The following HTML text is provided to enhance online
readability. Many aspects of typography translate only awkwardly to HTML.
Please use the page image
as the authoritative form to ensure accuracy.
Inquiry and the National Science Education Standards: A Guide for Teaching and Learning
stands of dead trees at other places along the coast in both Oregon and Washington. He wondered, “What
could have killed so many trees over so wide an area?”
Reflecting on his knowledge of earthquakes, crustal plate boundaries, and subsidence along coastlines, the geologist searched for possible explanations. “Did the trees die at the same time?” “Was their death related to nearby volcanic activity or some kind of biological blight?” “Given their coastal location, was there some relationship between the salt water and the destruction of the forests?”

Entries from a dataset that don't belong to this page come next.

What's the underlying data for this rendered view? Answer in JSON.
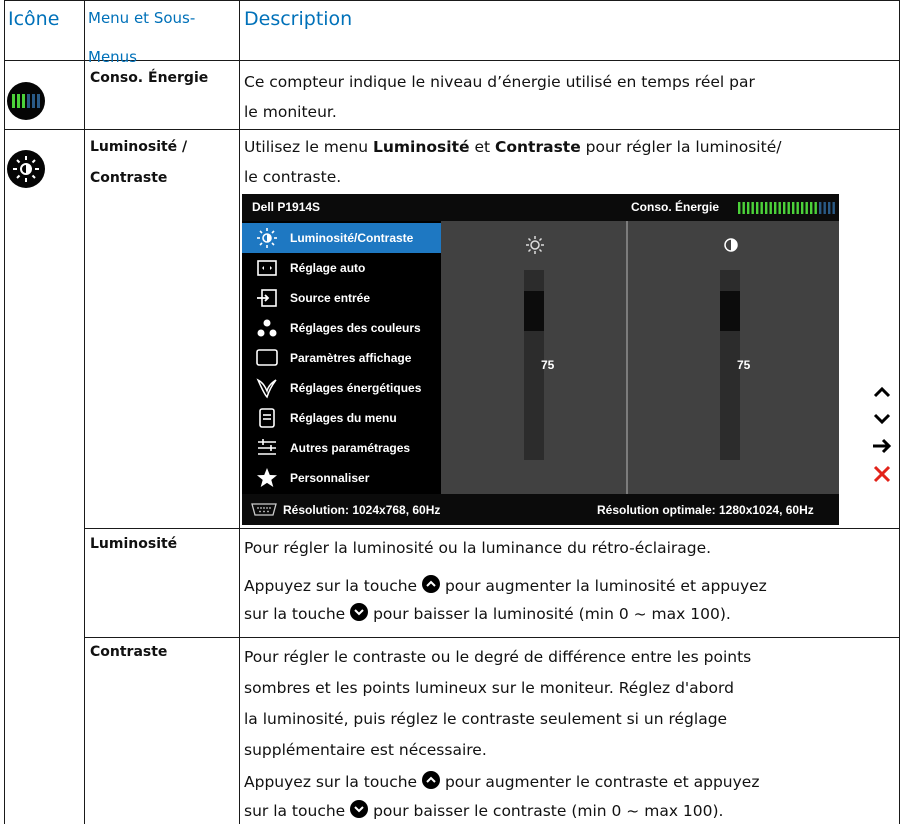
{
  "table": {
    "headers": {
      "icon": "Icône",
      "menu_line1": "Menu et Sous-",
      "menu_line2": "Menus",
      "description": "Description"
    },
    "row_energy": {
      "label": "Conso. Énergie",
      "desc_line1": "Ce compteur indique le niveau d’énergie utilisé en temps réel par",
      "desc_line2": "le moniteur."
    },
    "row_brightness_contrast": {
      "label_line1": "Luminosité /",
      "label_line2": "Contraste",
      "desc_pre": "Utilisez le menu ",
      "desc_bold1": "Luminosité",
      "desc_mid": " et ",
      "desc_bold2": "Contraste",
      "desc_post": " pour régler la luminosité/",
      "desc_line2": "le contraste."
    },
    "row_brightness": {
      "label": "Luminosité",
      "desc_line1": "Pour régler la luminosité ou la luminance du rétro-éclairage.",
      "desc_line2_pre": "Appuyez sur la touche",
      "desc_line2_post": "pour augmenter la luminosité et appuyez",
      "desc_line3_pre": "sur la touche",
      "desc_line3_post": "pour baisser la luminosité (min 0 ~ max 100)."
    },
    "row_contrast": {
      "label": "Contraste",
      "desc_line1": "Pour régler le contraste ou le degré de différence entre les points",
      "desc_line2": "sombres et les points lumineux sur le moniteur.  Réglez d'abord",
      "desc_line3": "la luminosité, puis réglez le contraste seulement si un réglage",
      "desc_line4": "supplémentaire est nécessaire.",
      "desc_line5_pre": "Appuyez sur la touche",
      "desc_line5_post": "pour augmenter le contraste et appuyez",
      "desc_line6_pre": "sur la touche",
      "desc_line6_post": "pour baisser le contraste (min 0 ~ max 100)."
    }
  },
  "osd": {
    "model": "Dell P1914S",
    "energy_label": "Conso. Énergie",
    "menu_items": [
      {
        "label": "Luminosité/Contraste",
        "icon": "brightness-icon"
      },
      {
        "label": "Réglage auto",
        "icon": "auto-adjust-icon"
      },
      {
        "label": "Source entrée",
        "icon": "input-source-icon"
      },
      {
        "label": "Réglages des couleurs",
        "icon": "color-settings-icon"
      },
      {
        "label": "Paramètres affichage",
        "icon": "display-settings-icon"
      },
      {
        "label": "Réglages énergétiques",
        "icon": "energy-settings-icon"
      },
      {
        "label": "Réglages du menu",
        "icon": "menu-settings-icon"
      },
      {
        "label": "Autres paramétrages",
        "icon": "other-settings-icon"
      },
      {
        "label": "Personnaliser",
        "icon": "star-icon"
      }
    ],
    "brightness_value": "75",
    "contrast_value": "75",
    "brightness_level": 0.75,
    "contrast_level": 0.75,
    "resolution": "Résolution: 1024x768,  60Hz",
    "optimal_resolution": "Résolution optimale: 1280x1024,  60Hz",
    "accent_color": "#1e78c2"
  },
  "colors": {
    "header_blue": "#0071b9",
    "energy_green": "#4cd23a",
    "close_red": "#e2231a"
  }
}
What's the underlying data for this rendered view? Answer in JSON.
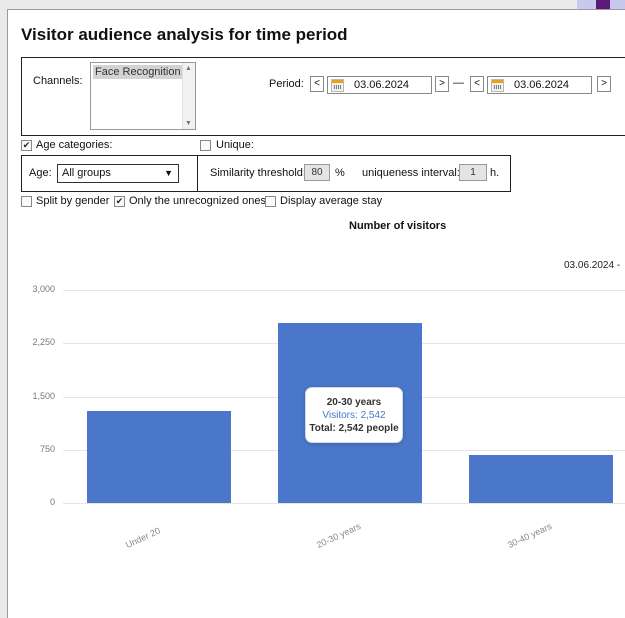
{
  "page": {
    "title": "Visitor audience analysis for time period"
  },
  "channels": {
    "label": "Channels:",
    "selected": "Face Recognition"
  },
  "period": {
    "label": "Period:",
    "prev_label": "<",
    "next_label": ">",
    "start_date": "03.06.2024",
    "separator": "—",
    "end_date": "03.06.2024"
  },
  "options": {
    "age_categories": {
      "label": "Age categories:",
      "checked": true
    },
    "unique": {
      "label": "Unique:",
      "checked": false
    },
    "age": {
      "label": "Age:",
      "value": "All groups"
    },
    "similarity": {
      "label": "Similarity threshold:",
      "value": "80",
      "unit": "%"
    },
    "uniqueness": {
      "label": "uniqueness interval:",
      "value": "1",
      "unit": "h."
    },
    "split_by_gender": {
      "label": "Split by gender",
      "checked": false
    },
    "only_unrecognized": {
      "label": "Only the unrecognized ones",
      "checked": true
    },
    "display_average_stay": {
      "label": "Display average stay",
      "checked": false
    }
  },
  "chart_data": {
    "type": "bar",
    "title": "Number of visitors",
    "subtitle": "03.06.2024 -",
    "categories": [
      "Under 20",
      "20-30 years",
      "30-40 years"
    ],
    "series": [
      {
        "name": "Visitors",
        "values": [
          1290,
          2542,
          680
        ]
      }
    ],
    "ylim": [
      0,
      3000
    ],
    "yticks": [
      "0",
      "750",
      "1,500",
      "2,250",
      "3,000"
    ],
    "grid": true,
    "bar_color": "#4a77c9",
    "tooltip": {
      "title": "20-30 years",
      "line1": "Visitors: 2,542",
      "line2": "Total: 2,542 people"
    }
  }
}
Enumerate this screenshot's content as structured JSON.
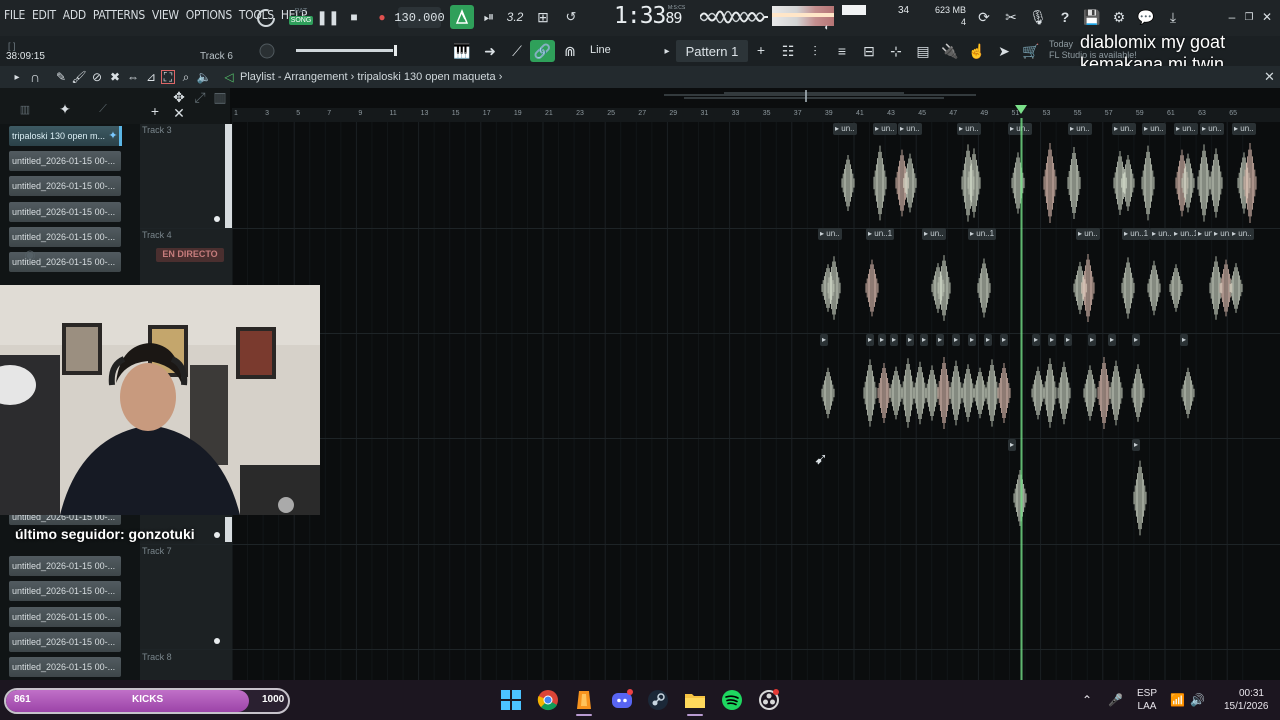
{
  "menu": [
    "FILE",
    "EDIT",
    "ADD",
    "PATTERNS",
    "VIEW",
    "OPTIONS",
    "TOOLS",
    "HELP"
  ],
  "transport": {
    "pat_label": "PAT",
    "song_label": "SONG",
    "tempo": "130.000",
    "time_sig_display": "3.2",
    "clock_main": "1:33",
    "clock_fraction": "89",
    "clock_mode": "M:S:CS"
  },
  "monitors": {
    "cpu_value": "34",
    "memory": "623 MB",
    "memory_sub": "4"
  },
  "toolbar2": {
    "time_readout": "38:09:15",
    "track_hint": "Track 6",
    "bracket_hint": "[  ]",
    "snap_label": "Line",
    "pattern_label": "Pattern 1",
    "today_hint": "Today",
    "update_hint": "FL Studio is available!"
  },
  "overlay_message": "diablomix my goat kemakana mi twin",
  "playlist": {
    "title_prefix": "Playlist - Arrangement",
    "separator": "›",
    "project": "tripaloski 130 open maqueta",
    "close": "✕"
  },
  "bar_numbers": [
    "1",
    "3",
    "5",
    "7",
    "9",
    "11",
    "13",
    "15",
    "17",
    "19",
    "21",
    "23",
    "25",
    "27",
    "29",
    "31",
    "33",
    "35",
    "37",
    "39",
    "41",
    "43",
    "45",
    "47",
    "49",
    "51",
    "53",
    "55",
    "57",
    "59",
    "61",
    "63",
    "65"
  ],
  "clip_list": [
    "tripaloski 130 open m...",
    "untitled_2026-01-15 00-...",
    "untitled_2026-01-15 00-...",
    "untitled_2026-01-15 00-...",
    "untitled_2026-01-15 00-...",
    "untitled_2026-01-15 00-...",
    "untitled_2026-01-15 00-...",
    "untitled_2026-01-15 00-...",
    "untitled_2026-01-15 00-...",
    "untitled_2026-01-15 00-..."
  ],
  "tracks": [
    "Track 3",
    "Track 4",
    "Track 7",
    "Track 8"
  ],
  "clip_tags": [
    "un..",
    "un..1",
    "un"
  ],
  "stream": {
    "live_badge": "EN DIRECTO",
    "follower": "último seguidor: gonzotuki",
    "goal_current": "861",
    "goal_label": "KICKS",
    "goal_target": "1000",
    "goal_progress": 0.861
  },
  "tray": {
    "language": "ESP",
    "layout": "LAA",
    "time": "00:31",
    "date": "15/1/2026"
  },
  "colors": {
    "accent_green": "#2fa05a",
    "playhead": "#7be08a",
    "goal_fill": "#b057bb",
    "panel_bg": "#1f2427"
  }
}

He pursued his first question by dating the outer rings of the trees using carbon 14 radiometric methods. He found that they all had died about 300 years ago. As for the cause of the trees’ death, his mapping indicated no evidence for widespread volcanic deposits in the areas of dead forests. Furthermore, the trees were not burned, nor did careful examination indicate any evidence of insect infestation.
Gathersevidence usingtechnology andmathematics
The geologist began thinking about the possible role of salt water in killing the trees. He recalled that a large section of the Alaskan coast dropped below sea level in 1964 when the tectonic plate that underlies much of the Pacific Ocean plunged beneath the North American tectonic plate that Alaska sits on as the result of a major “subduction zone earthquake.” Many square miles of coastal forests in Alaska died when the coastline dropped and they were submerged in salt water following the earthquake. He knew that a similar subduction zone lies beneath the Washington and Oregon coast and gives rise to the volcanoes of the Cascade mountains. He wondered whether the trees in Washington and Oregon might have been drowned by sea water when a large section of the coast subsided during an earthquake 300 years ago.
To check this explanation, he collected more data. He examined the sediments in the area. Well-preserved sections of sediment exposed in the banks of streams inland from the stands of dead trees showed a clean